-------- Given information
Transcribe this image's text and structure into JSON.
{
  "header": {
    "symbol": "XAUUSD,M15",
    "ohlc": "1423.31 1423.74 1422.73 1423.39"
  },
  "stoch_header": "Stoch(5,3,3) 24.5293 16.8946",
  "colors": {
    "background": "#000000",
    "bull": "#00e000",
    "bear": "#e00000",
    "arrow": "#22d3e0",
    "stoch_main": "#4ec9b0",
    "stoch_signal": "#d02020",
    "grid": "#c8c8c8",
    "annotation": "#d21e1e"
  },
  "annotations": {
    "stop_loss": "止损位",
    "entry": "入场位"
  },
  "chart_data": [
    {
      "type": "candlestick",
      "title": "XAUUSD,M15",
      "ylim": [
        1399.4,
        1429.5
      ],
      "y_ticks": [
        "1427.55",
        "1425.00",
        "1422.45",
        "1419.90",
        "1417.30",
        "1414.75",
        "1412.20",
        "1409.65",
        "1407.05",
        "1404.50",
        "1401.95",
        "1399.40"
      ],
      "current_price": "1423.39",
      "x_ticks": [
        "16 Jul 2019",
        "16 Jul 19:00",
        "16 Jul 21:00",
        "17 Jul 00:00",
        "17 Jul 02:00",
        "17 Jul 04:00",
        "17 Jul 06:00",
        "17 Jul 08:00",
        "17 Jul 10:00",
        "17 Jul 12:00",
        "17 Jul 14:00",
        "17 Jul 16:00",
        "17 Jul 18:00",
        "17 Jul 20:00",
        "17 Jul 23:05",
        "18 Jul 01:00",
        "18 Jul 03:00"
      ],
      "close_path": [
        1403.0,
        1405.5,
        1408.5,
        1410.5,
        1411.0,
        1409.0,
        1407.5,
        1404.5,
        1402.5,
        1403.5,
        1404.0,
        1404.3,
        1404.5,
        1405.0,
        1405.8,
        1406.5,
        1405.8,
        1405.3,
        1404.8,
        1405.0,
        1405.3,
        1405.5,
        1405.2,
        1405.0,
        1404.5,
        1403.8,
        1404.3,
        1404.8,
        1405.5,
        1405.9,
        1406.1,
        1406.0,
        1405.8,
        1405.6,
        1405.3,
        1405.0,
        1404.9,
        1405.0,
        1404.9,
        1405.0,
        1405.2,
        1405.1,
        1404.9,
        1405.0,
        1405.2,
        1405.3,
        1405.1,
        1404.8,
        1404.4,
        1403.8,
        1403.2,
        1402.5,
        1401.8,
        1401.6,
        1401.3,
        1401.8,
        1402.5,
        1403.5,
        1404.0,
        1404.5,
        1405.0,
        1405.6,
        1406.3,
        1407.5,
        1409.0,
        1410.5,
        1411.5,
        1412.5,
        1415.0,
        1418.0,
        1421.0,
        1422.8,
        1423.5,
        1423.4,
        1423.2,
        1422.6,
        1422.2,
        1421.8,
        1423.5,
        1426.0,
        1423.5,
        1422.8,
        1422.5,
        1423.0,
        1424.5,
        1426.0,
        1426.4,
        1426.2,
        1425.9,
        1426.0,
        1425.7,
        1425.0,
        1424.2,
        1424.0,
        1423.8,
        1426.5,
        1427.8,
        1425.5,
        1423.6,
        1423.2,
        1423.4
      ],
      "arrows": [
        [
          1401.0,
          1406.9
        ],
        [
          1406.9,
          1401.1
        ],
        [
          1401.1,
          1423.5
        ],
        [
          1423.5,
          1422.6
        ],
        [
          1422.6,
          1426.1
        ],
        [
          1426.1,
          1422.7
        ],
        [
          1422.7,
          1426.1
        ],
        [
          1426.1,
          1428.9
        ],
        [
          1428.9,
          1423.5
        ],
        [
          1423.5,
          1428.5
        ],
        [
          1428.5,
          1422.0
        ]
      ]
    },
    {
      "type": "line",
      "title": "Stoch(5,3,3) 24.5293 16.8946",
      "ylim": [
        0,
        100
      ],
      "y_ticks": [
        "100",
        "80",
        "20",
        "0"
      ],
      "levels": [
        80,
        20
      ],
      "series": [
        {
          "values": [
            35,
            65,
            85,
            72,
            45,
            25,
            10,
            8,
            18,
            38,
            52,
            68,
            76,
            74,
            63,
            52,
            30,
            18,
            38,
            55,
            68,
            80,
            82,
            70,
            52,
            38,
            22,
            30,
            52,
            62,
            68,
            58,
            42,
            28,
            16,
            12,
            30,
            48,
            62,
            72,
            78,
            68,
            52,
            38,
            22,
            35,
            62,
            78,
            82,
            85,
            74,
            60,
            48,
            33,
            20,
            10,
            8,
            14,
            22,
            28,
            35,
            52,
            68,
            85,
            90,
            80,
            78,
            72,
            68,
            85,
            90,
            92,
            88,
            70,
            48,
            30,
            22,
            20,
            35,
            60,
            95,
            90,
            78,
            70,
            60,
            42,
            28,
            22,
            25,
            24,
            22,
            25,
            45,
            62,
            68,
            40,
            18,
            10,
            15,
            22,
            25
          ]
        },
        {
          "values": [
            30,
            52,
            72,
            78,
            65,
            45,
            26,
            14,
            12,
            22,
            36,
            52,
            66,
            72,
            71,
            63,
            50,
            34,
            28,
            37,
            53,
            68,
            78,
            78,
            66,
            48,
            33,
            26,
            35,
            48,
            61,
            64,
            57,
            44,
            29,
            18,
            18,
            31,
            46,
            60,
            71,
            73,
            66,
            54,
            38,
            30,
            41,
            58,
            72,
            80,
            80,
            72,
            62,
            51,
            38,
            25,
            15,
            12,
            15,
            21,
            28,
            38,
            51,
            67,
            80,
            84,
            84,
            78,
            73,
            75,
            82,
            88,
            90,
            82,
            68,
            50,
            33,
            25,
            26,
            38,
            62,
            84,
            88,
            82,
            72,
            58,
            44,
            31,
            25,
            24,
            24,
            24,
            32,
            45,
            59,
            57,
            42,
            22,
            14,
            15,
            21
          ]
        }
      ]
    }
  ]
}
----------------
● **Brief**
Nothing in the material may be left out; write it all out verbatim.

● **Exercise solution**
Transcribe this image's text and structure into JSON.
{
  "header": {
    "symbol": "XAUUSD,M15",
    "ohlc": "1423.31 1423.74 1422.73 1423.39"
  },
  "stoch_header": "Stoch(5,3,3) 24.5293 16.8946",
  "colors": {
    "background": "#000000",
    "bull": "#00e000",
    "bear": "#e00000",
    "arrow": "#22d3e0",
    "stoch_main": "#4ec9b0",
    "stoch_signal": "#d02020",
    "grid": "#c8c8c8",
    "annotation": "#d21e1e"
  },
  "annotations": {
    "stop_loss": "止损位",
    "entry": "入场位"
  },
  "chart_data": [
    {
      "type": "candlestick",
      "title": "XAUUSD,M15",
      "ylim": [
        1399.4,
        1429.5
      ],
      "y_ticks": [
        "1427.55",
        "1425.00",
        "1422.45",
        "1419.90",
        "1417.30",
        "1414.75",
        "1412.20",
        "1409.65",
        "1407.05",
        "1404.50",
        "1401.95",
        "1399.40"
      ],
      "current_price": "1423.39",
      "x_ticks": [
        "16 Jul 2019",
        "16 Jul 19:00",
        "16 Jul 21:00",
        "17 Jul 00:00",
        "17 Jul 02:00",
        "17 Jul 04:00",
        "17 Jul 06:00",
        "17 Jul 08:00",
        "17 Jul 10:00",
        "17 Jul 12:00",
        "17 Jul 14:00",
        "17 Jul 16:00",
        "17 Jul 18:00",
        "17 Jul 20:00",
        "17 Jul 23:05",
        "18 Jul 01:00",
        "18 Jul 03:00"
      ],
      "close_path": [
        1403.0,
        1405.5,
        1408.5,
        1410.5,
        1411.0,
        1409.0,
        1407.5,
        1404.5,
        1402.5,
        1403.5,
        1404.0,
        1404.3,
        1404.5,
        1405.0,
        1405.8,
        1406.5,
        1405.8,
        1405.3,
        1404.8,
        1405.0,
        1405.3,
        1405.5,
        1405.2,
        1405.0,
        1404.5,
        1403.8,
        1404.3,
        1404.8,
        1405.5,
        1405.9,
        1406.1,
        1406.0,
        1405.8,
        1405.6,
        1405.3,
        1405.0,
        1404.9,
        1405.0,
        1404.9,
        1405.0,
        1405.2,
        1405.1,
        1404.9,
        1405.0,
        1405.2,
        1405.3,
        1405.1,
        1404.8,
        1404.4,
        1403.8,
        1403.2,
        1402.5,
        1401.8,
        1401.6,
        1401.3,
        1401.8,
        1402.5,
        1403.5,
        1404.0,
        1404.5,
        1405.0,
        1405.6,
        1406.3,
        1407.5,
        1409.0,
        1410.5,
        1411.5,
        1412.5,
        1415.0,
        1418.0,
        1421.0,
        1422.8,
        1423.5,
        1423.4,
        1423.2,
        1422.6,
        1422.2,
        1421.8,
        1423.5,
        1426.0,
        1423.5,
        1422.8,
        1422.5,
        1423.0,
        1424.5,
        1426.0,
        1426.4,
        1426.2,
        1425.9,
        1426.0,
        1425.7,
        1425.0,
        1424.2,
        1424.0,
        1423.8,
        1426.5,
        1427.8,
        1425.5,
        1423.6,
        1423.2,
        1423.4
      ],
      "arrows": [
        [
          1401.0,
          1406.9
        ],
        [
          1406.9,
          1401.1
        ],
        [
          1401.1,
          1423.5
        ],
        [
          1423.5,
          1422.6
        ],
        [
          1422.6,
          1426.1
        ],
        [
          1426.1,
          1422.7
        ],
        [
          1422.7,
          1426.1
        ],
        [
          1426.1,
          1428.9
        ],
        [
          1428.9,
          1423.5
        ],
        [
          1423.5,
          1428.5
        ],
        [
          1428.5,
          1422.0
        ]
      ]
    },
    {
      "type": "line",
      "title": "Stoch(5,3,3) 24.5293 16.8946",
      "ylim": [
        0,
        100
      ],
      "y_ticks": [
        "100",
        "80",
        "20",
        "0"
      ],
      "levels": [
        80,
        20
      ],
      "series": [
        {
          "values": [
            35,
            65,
            85,
            72,
            45,
            25,
            10,
            8,
            18,
            38,
            52,
            68,
            76,
            74,
            63,
            52,
            30,
            18,
            38,
            55,
            68,
            80,
            82,
            70,
            52,
            38,
            22,
            30,
            52,
            62,
            68,
            58,
            42,
            28,
            16,
            12,
            30,
            48,
            62,
            72,
            78,
            68,
            52,
            38,
            22,
            35,
            62,
            78,
            82,
            85,
            74,
            60,
            48,
            33,
            20,
            10,
            8,
            14,
            22,
            28,
            35,
            52,
            68,
            85,
            90,
            80,
            78,
            72,
            68,
            85,
            90,
            92,
            88,
            70,
            48,
            30,
            22,
            20,
            35,
            60,
            95,
            90,
            78,
            70,
            60,
            42,
            28,
            22,
            25,
            24,
            22,
            25,
            45,
            62,
            68,
            40,
            18,
            10,
            15,
            22,
            25
          ]
        },
        {
          "values": [
            30,
            52,
            72,
            78,
            65,
            45,
            26,
            14,
            12,
            22,
            36,
            52,
            66,
            72,
            71,
            63,
            50,
            34,
            28,
            37,
            53,
            68,
            78,
            78,
            66,
            48,
            33,
            26,
            35,
            48,
            61,
            64,
            57,
            44,
            29,
            18,
            18,
            31,
            46,
            60,
            71,
            73,
            66,
            54,
            38,
            30,
            41,
            58,
            72,
            80,
            80,
            72,
            62,
            51,
            38,
            25,
            15,
            12,
            15,
            21,
            28,
            38,
            51,
            67,
            80,
            84,
            84,
            78,
            73,
            75,
            82,
            88,
            90,
            82,
            68,
            50,
            33,
            25,
            26,
            38,
            62,
            84,
            88,
            82,
            72,
            58,
            44,
            31,
            25,
            24,
            24,
            24,
            32,
            45,
            59,
            57,
            42,
            22,
            14,
            15,
            21
          ]
        }
      ]
    }
  ]
}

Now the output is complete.